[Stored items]
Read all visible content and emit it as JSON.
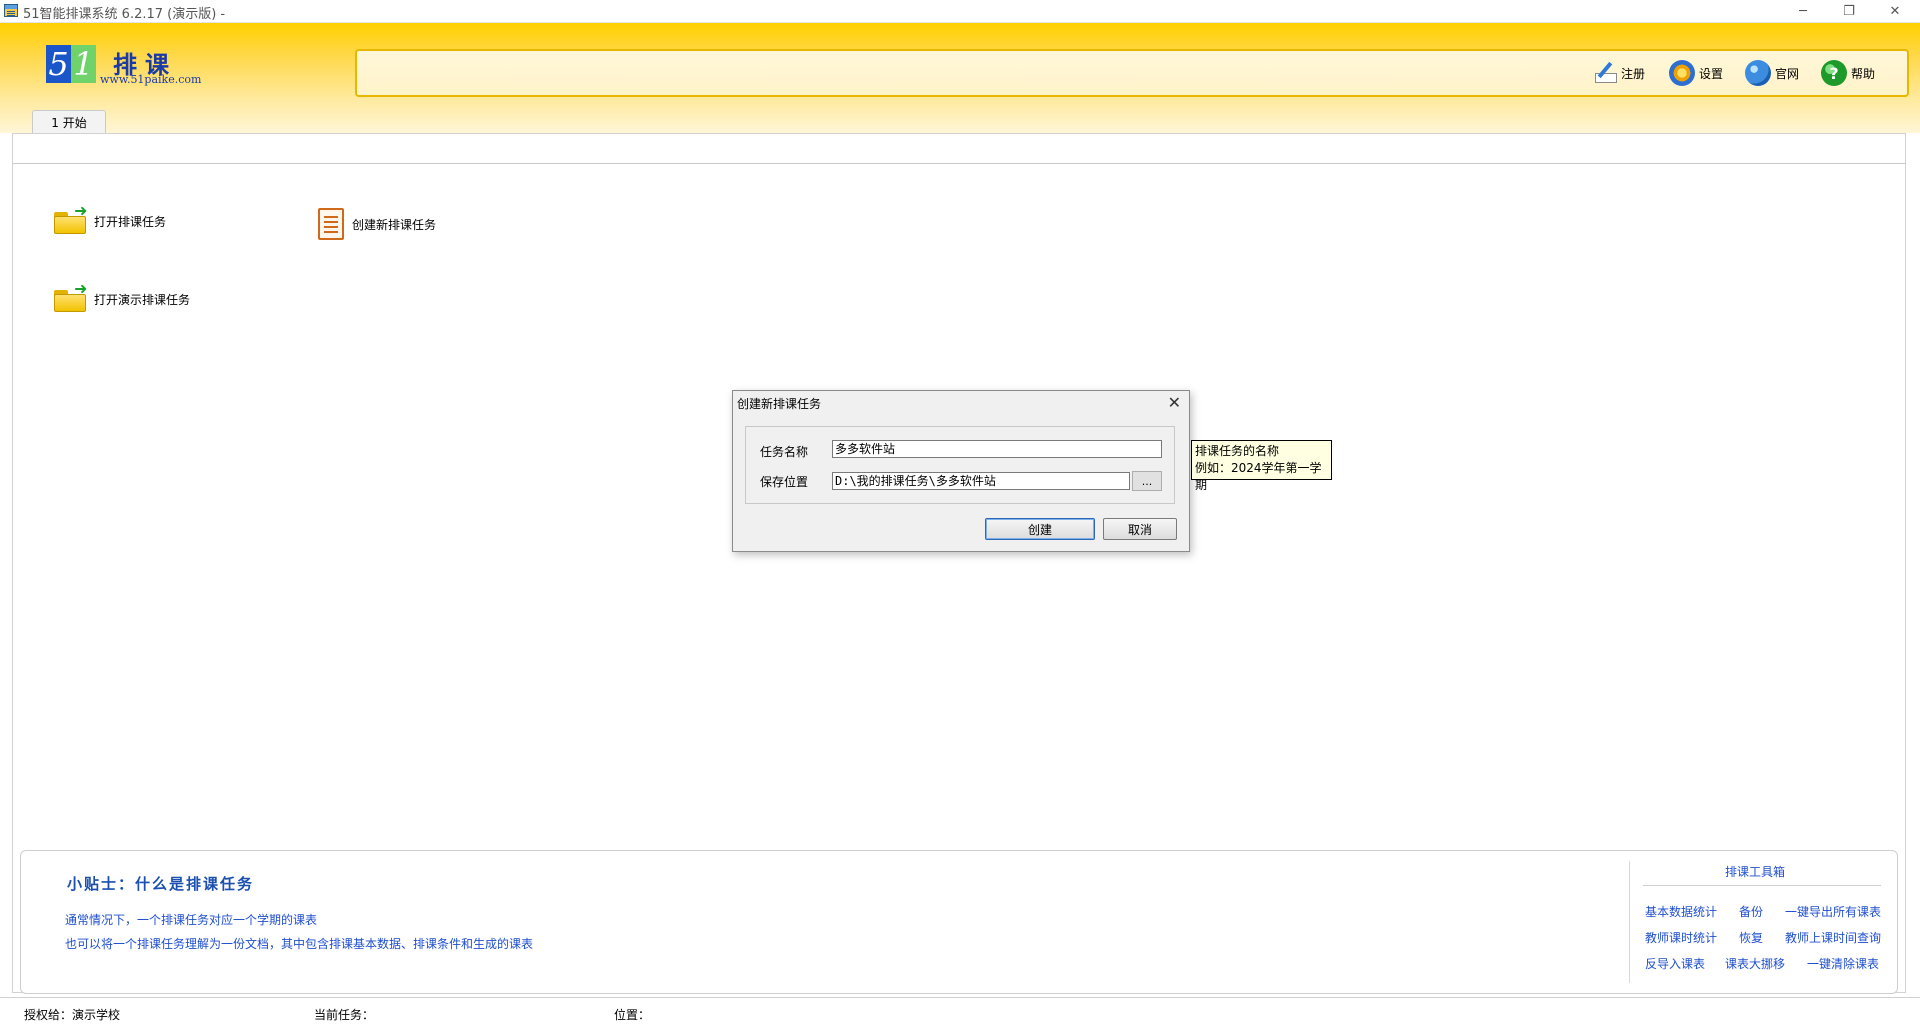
{
  "window": {
    "title": "51智能排课系统 6.2.17 (演示版) -",
    "min": "─",
    "max": "❐",
    "close": "✕"
  },
  "logo": {
    "digit1": "5",
    "digit2": "1",
    "name": "排课",
    "url": "www.51paike.com"
  },
  "toolbar": {
    "register": "注册",
    "settings": "设置",
    "website": "官网",
    "help": "帮助",
    "help_glyph": "?"
  },
  "tabs": [
    {
      "label": "1 开始"
    }
  ],
  "actions": {
    "open_task": "打开排课任务",
    "create_task": "创建新排课任务",
    "open_demo": "打开演示排课任务"
  },
  "dialog": {
    "title": "创建新排课任务",
    "close": "✕",
    "name_label": "任务名称",
    "name_value": "多多软件站",
    "location_label": "保存位置",
    "location_value": "D:\\我的排课任务\\多多软件站",
    "browse": "...",
    "create_button": "创建",
    "cancel_button": "取消"
  },
  "tooltip": {
    "line1": "排课任务的名称",
    "line2": "例如：2024学年第一学期"
  },
  "tips": {
    "title": "小贴士：什么是排课任务",
    "line1": "通常情况下，一个排课任务对应一个学期的课表",
    "line2": "也可以将一个排课任务理解为一份文档，其中包含排课基本数据、排课条件和生成的课表"
  },
  "toolbox": {
    "title": "排课工具箱",
    "links": [
      "基本数据统计",
      "备份",
      "一键导出所有课表",
      "教师课时统计",
      "恢复",
      "教师上课时间查询",
      "反导入课表",
      "课表大挪移",
      "一键清除课表"
    ]
  },
  "status": {
    "licensed": "授权给：演示学校",
    "current_task": "当前任务：",
    "location": "位置："
  }
}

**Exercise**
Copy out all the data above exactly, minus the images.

**Output of the task**
Read all visible content and emit it as JSON.
{
  "window": {
    "title": "51智能排课系统 6.2.17 (演示版) -",
    "min": "─",
    "max": "❐",
    "close": "✕"
  },
  "logo": {
    "digit1": "5",
    "digit2": "1",
    "name": "排课",
    "url": "www.51paike.com"
  },
  "toolbar": {
    "register": "注册",
    "settings": "设置",
    "website": "官网",
    "help": "帮助",
    "help_glyph": "?"
  },
  "tabs": [
    {
      "label": "1 开始"
    }
  ],
  "actions": {
    "open_task": "打开排课任务",
    "create_task": "创建新排课任务",
    "open_demo": "打开演示排课任务"
  },
  "dialog": {
    "title": "创建新排课任务",
    "close": "✕",
    "name_label": "任务名称",
    "name_value": "多多软件站",
    "location_label": "保存位置",
    "location_value": "D:\\我的排课任务\\多多软件站",
    "browse": "...",
    "create_button": "创建",
    "cancel_button": "取消"
  },
  "tooltip": {
    "line1": "排课任务的名称",
    "line2": "例如：2024学年第一学期"
  },
  "tips": {
    "title": "小贴士：什么是排课任务",
    "line1": "通常情况下，一个排课任务对应一个学期的课表",
    "line2": "也可以将一个排课任务理解为一份文档，其中包含排课基本数据、排课条件和生成的课表"
  },
  "toolbox": {
    "title": "排课工具箱",
    "links": [
      "基本数据统计",
      "备份",
      "一键导出所有课表",
      "教师课时统计",
      "恢复",
      "教师上课时间查询",
      "反导入课表",
      "课表大挪移",
      "一键清除课表"
    ]
  },
  "status": {
    "licensed": "授权给：演示学校",
    "current_task": "当前任务：",
    "location": "位置："
  }
}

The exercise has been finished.